ST. LOUIS -- With a chance to close out the Blues in five games, it just wasn't meant to be for the Predators.
Breaking a 1-1 tie only 25 seconds into the third period, St. Louis shut down Nashville for the remainder of regulation -- preventing any chance of the Predators trying to get back into the game.
They had their chances, but it was a penalty-filled contest on both ends of the ice and a sloppy outing overall for the Predators. Even so, it was just a one goal loss.
1. Predators found a way to survive a pressure-filled first period
If it wasn't clear enough that St. Louis was going to go all-out in the first of three potential elimination games, then you may not have been paying enough attention to the series.
Initially, the first five minutes of Game 5 were crucial for Nashville -- survive, re-group and push the attack into the Blues zone towards goaltender Jake Allen. While that was accomplished and the Preds had chances of their own, St. Louis routinely cycled the puck in Nashville's zone as the first period came closer to an end.
Then came the penalties -- two minutes for James Neal and four minutes for Mattias Ekholm, 10 seconds apart.
A lengthy five-on-three for the Blues for the final two minutes of the first.
And Nashville survived. Thanks to Mike Fisher blocking three of Vladimir Tarasenko's five shot attempts and overall great positioning by Fisher, Ryan Ellis and Roman Josi, the Preds finished the period scoreless and then killed the remainder of the penalty at the start of the second.
Nashville has killed 13 of 14 penalties so far against the Blues, it shouldn't come as a surprise that it has continued to do so as the series has progressed. But to end the period on a lengthy five-on-three chance and kill that off? That's huge.
2. Endless parade to the penalty box

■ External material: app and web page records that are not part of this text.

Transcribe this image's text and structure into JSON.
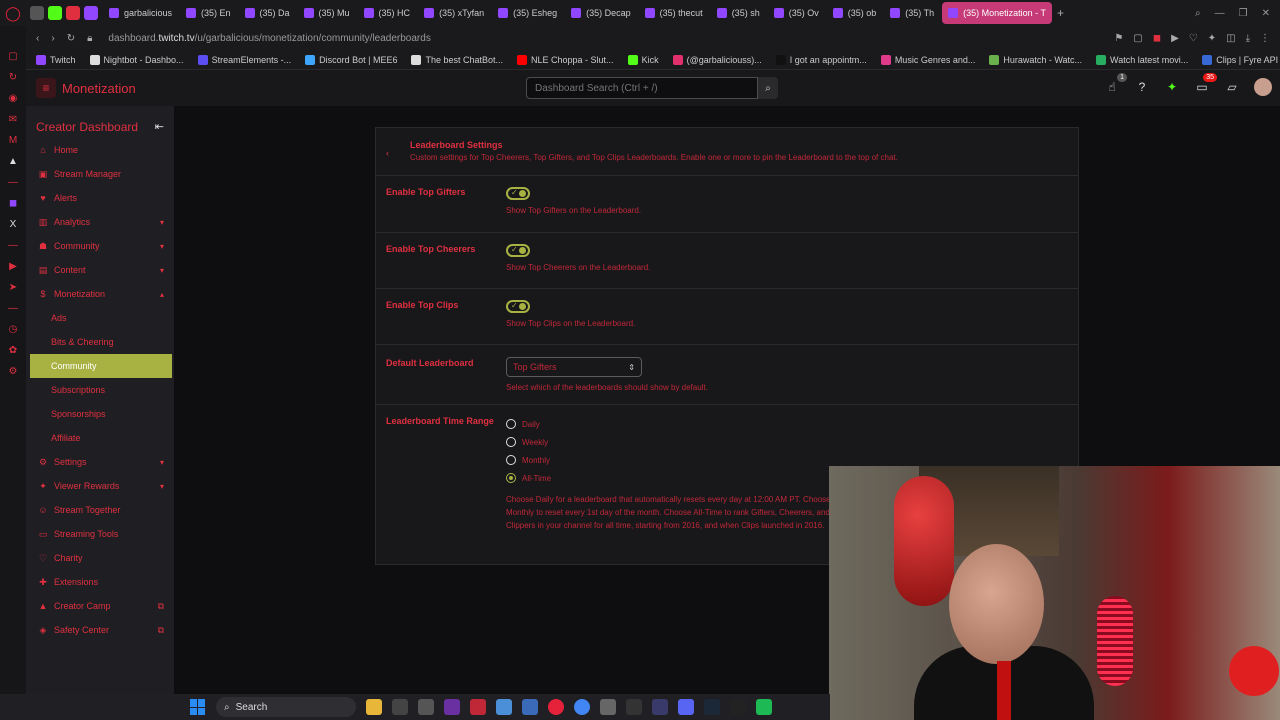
{
  "browser": {
    "pinned_tabs": [
      {
        "name": "apple",
        "color": "#555"
      },
      {
        "name": "kick",
        "color": "#53fc18"
      },
      {
        "name": "pin3",
        "color": "#e03040"
      },
      {
        "name": "pin4",
        "color": "#9147ff"
      }
    ],
    "tabs": [
      {
        "label": "garbalicious",
        "active": false
      },
      {
        "label": "(35) En",
        "active": false
      },
      {
        "label": "(35) Da",
        "active": false
      },
      {
        "label": "(35) Mu",
        "active": false
      },
      {
        "label": "(35) HC",
        "active": false
      },
      {
        "label": "(35) xTyfan",
        "active": false
      },
      {
        "label": "(35) Esheg",
        "active": false
      },
      {
        "label": "(35) Decap",
        "active": false
      },
      {
        "label": "(35) thecut",
        "active": false
      },
      {
        "label": "(35) sh",
        "active": false
      },
      {
        "label": "(35) Ov",
        "active": false
      },
      {
        "label": "(35) ob",
        "active": false
      },
      {
        "label": "(35) Th",
        "active": false
      },
      {
        "label": "(35) Monetization - T",
        "active": true
      }
    ],
    "url_prefix": "dashboard.",
    "url_host": "twitch.tv",
    "url_path": "/u/garbalicious/monetization/community/leaderboards",
    "bookmarks": [
      {
        "label": "Twitch",
        "color": "#9147ff"
      },
      {
        "label": "Nightbot - Dashbo...",
        "color": "#ddd"
      },
      {
        "label": "StreamElements -...",
        "color": "#5b4ef3"
      },
      {
        "label": "Discord Bot | MEE6",
        "color": "#3ea6ff"
      },
      {
        "label": "The best ChatBot...",
        "color": "#ddd"
      },
      {
        "label": "NLE Choppa - Slut...",
        "color": "#ff0000"
      },
      {
        "label": "Kick",
        "color": "#53fc18"
      },
      {
        "label": "(@garbaliciouss)...",
        "color": "#e1306c"
      },
      {
        "label": "I got an appointm...",
        "color": "#111"
      },
      {
        "label": "Music Genres and...",
        "color": "#e03a8a"
      },
      {
        "label": "Hurawatch - Watc...",
        "color": "#6ab04c"
      },
      {
        "label": "Watch latest movi...",
        "color": "#27ae60"
      },
      {
        "label": "Clips | Fyre API",
        "color": "#3867d6"
      }
    ]
  },
  "topnav": {
    "title": "Monetization",
    "search_placeholder": "Dashboard Search (Ctrl + /)",
    "notif_badge": "1",
    "inbox_badge": "35"
  },
  "sidebar": {
    "title": "Creator Dashboard",
    "items": [
      {
        "label": "Home",
        "icon": "home-icon",
        "glyph": "⌂",
        "chev": ""
      },
      {
        "label": "Stream Manager",
        "icon": "stream-manager-icon",
        "glyph": "▣",
        "chev": ""
      },
      {
        "label": "Alerts",
        "icon": "alerts-icon",
        "glyph": "♥",
        "chev": ""
      },
      {
        "label": "Analytics",
        "icon": "analytics-icon",
        "glyph": "▥",
        "chev": "▾"
      },
      {
        "label": "Community",
        "icon": "community-icon",
        "glyph": "☗",
        "chev": "▾"
      },
      {
        "label": "Content",
        "icon": "content-icon",
        "glyph": "▤",
        "chev": "▾"
      },
      {
        "label": "Monetization",
        "icon": "monetization-icon",
        "glyph": "$",
        "chev": "▴"
      }
    ],
    "sub_items": [
      {
        "label": "Ads",
        "active": false
      },
      {
        "label": "Bits & Cheering",
        "active": false
      },
      {
        "label": "Community",
        "active": true
      },
      {
        "label": "Subscriptions",
        "active": false
      },
      {
        "label": "Sponsorships",
        "active": false
      },
      {
        "label": "Affiliate",
        "active": false
      }
    ],
    "items_after": [
      {
        "label": "Settings",
        "icon": "settings-icon",
        "glyph": "⚙",
        "chev": "▾",
        "ext": ""
      },
      {
        "label": "Viewer Rewards",
        "icon": "viewer-rewards-icon",
        "glyph": "✦",
        "chev": "▾",
        "ext": ""
      },
      {
        "label": "Stream Together",
        "icon": "stream-together-icon",
        "glyph": "☺",
        "chev": "",
        "ext": ""
      },
      {
        "label": "Streaming Tools",
        "icon": "streaming-tools-icon",
        "glyph": "▭",
        "chev": "",
        "ext": ""
      },
      {
        "label": "Charity",
        "icon": "charity-icon",
        "glyph": "♡",
        "chev": "",
        "ext": ""
      },
      {
        "label": "Extensions",
        "icon": "extensions-icon",
        "glyph": "✚",
        "chev": "",
        "ext": ""
      },
      {
        "label": "Creator Camp",
        "icon": "creator-camp-icon",
        "glyph": "▲",
        "chev": "",
        "ext": "⧉"
      },
      {
        "label": "Safety Center",
        "icon": "safety-center-icon",
        "glyph": "◈",
        "chev": "",
        "ext": "⧉"
      }
    ]
  },
  "card": {
    "title": "Leaderboard Settings",
    "description": "Custom settings for Top Cheerers, Top Gifters, and Top Clips Leaderboards. Enable one or more to pin the Leaderboard to the top of chat.",
    "toggles": [
      {
        "label": "Enable Top Gifters",
        "desc": "Show Top Gifters on the Leaderboard.",
        "on": true
      },
      {
        "label": "Enable Top Cheerers",
        "desc": "Show Top Cheerers on the Leaderboard.",
        "on": true
      },
      {
        "label": "Enable Top Clips",
        "desc": "Show Top Clips on the Leaderboard.",
        "on": true
      }
    ],
    "default_label": "Default Leaderboard",
    "default_value": "Top Gifters",
    "default_desc": "Select which of the leaderboards should show by default.",
    "time_label": "Leaderboard Time Range",
    "time_options": [
      {
        "label": "Daily",
        "selected": false
      },
      {
        "label": "Weekly",
        "selected": false
      },
      {
        "label": "Monthly",
        "selected": false
      },
      {
        "label": "All-Time",
        "selected": true
      }
    ],
    "time_desc": "Choose Daily for a leaderboard that automatically resets every day at 12:00 AM PT. Choose Monthly to reset every 1st day of the month. Choose All-Time to rank Gifters, Cheerers, and Clippers in your channel for all time, starting from 2016, and when Clips launched in 2016."
  },
  "taskbar": {
    "search_label": "Search"
  },
  "colors": {
    "accent_red": "#e03040",
    "active_highlight": "#a8b243",
    "active_tab": "#c53a77"
  }
}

When Blues head coach Mike Yeo's Game Four commented on how Nashville seemingly lobbied constantly at the refs for calls, you could almost expect a different feel -- penalty-wise -- to Game 5 in St. Louis, but it wasn't like you would have thought.

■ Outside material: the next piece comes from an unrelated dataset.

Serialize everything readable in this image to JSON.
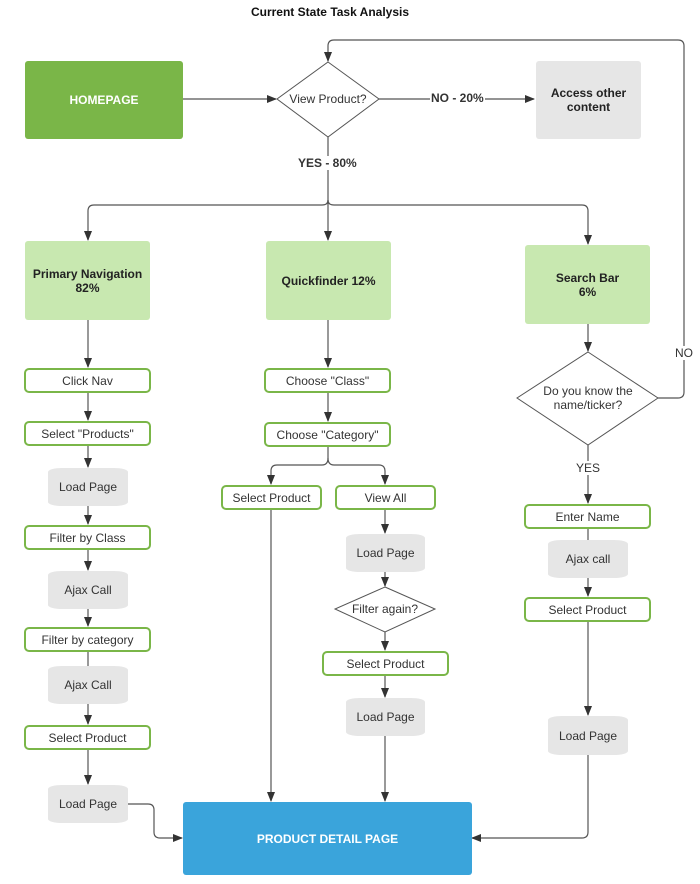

After two back-to-back calls on Nashville to end the first period, both the Preds and Blues would combine for 10 minutes of penalties in the second -- one set of penalties resulting in Nashville tying up the game.
"Can we do a better job of being disciplined? Of course, but that's a part of the game," Predators defenseman P.K. Subban noted. "We were in the game. We had some big kills and we have to build off of that. We have to play a full 60 minutes of Preds hockey to be successful."
Unfortunately for Nashville, it ended up having to kill penalties to end both the first and second as well as start the second and third periods. That's not ideal when you're trying to eliminate a team from the Stanley Cup Playoffs.
"You get out of rhythm a bit. We did a good job on the kill, I thought," Predators forward Ryan Johansen said. "We need to be playing five-on-five and attacking in the [offensive] zone. Try to stay out of the box a little more."
3. Disgruntled, but not disheartened
For all of the great things that Nashville has done in its seven wins this postseason, it's fair to say this Game 5 loss in St. Louis was the worst game they've played thus far in the playoffs.
The Predators seemed a step behind for much of the evening, just not being able to match the same intensity level as the Blues.
"The game was out-of-sync a little bit," said Predators head coach Peter Laviolette, during an abbreviated press conference that nearly mirrored the one after their Game 2 loss. "We found ourselves in the box. Even power plays going our way seemed out-of-sync. They scored first, so we're chasing the game at that point as well. Then chasing it again as we go to start the third."
Not just that, but it was a sloppy showing from the Preds. "Sloppy play" are two words that just haven't described Nashville's efforts during the 4-0 sweep of Chicago or the first four games of this series against the Blues. The little things that Nashville had been capitalizing on took a nosedive inside Scottrade Center Friday night.
"It's a number of things," Subban said. "I think we had our opportunities, but the little things, at this point in the season, are going to cost you. You got to bear down on the little things. I think that, for us, we've done those things so well, but we're going to have to bring our best on Sunday."
The mood in the locker room after the Game 5 loss wasn't one that should leave much to be overly concerned about. Yes, the Predators were a tad disgruntled after dropping a tightly-contested 2-1 game, but they weren't a team that seemed too down on themselves.
Rather, Nashville seemed angry.
Rinne had commented after Game 4 that the Preds had the opportunity to put their foot on the throat of St. Louis and end the series in five games.
Now, they'll have another chance in Game 6 on Sunday afternoon on home ice where they've yet to lose this postseason.
"We know it's going to be a huge game, Game 6," said Rinne. "Obviously, it's nice to go home and play in front of your fans, but I think we all agree that we can be better and play better. Preparation and everything leading up to the next game has to be perfect. It's going to be another battle.
"It wasn't our best game. We still had a chance to win. It was still a 1-1 game going into the third. We created a few chances and couldn't capitalize. We got to be real here -- we got to be better, that's the bottom line."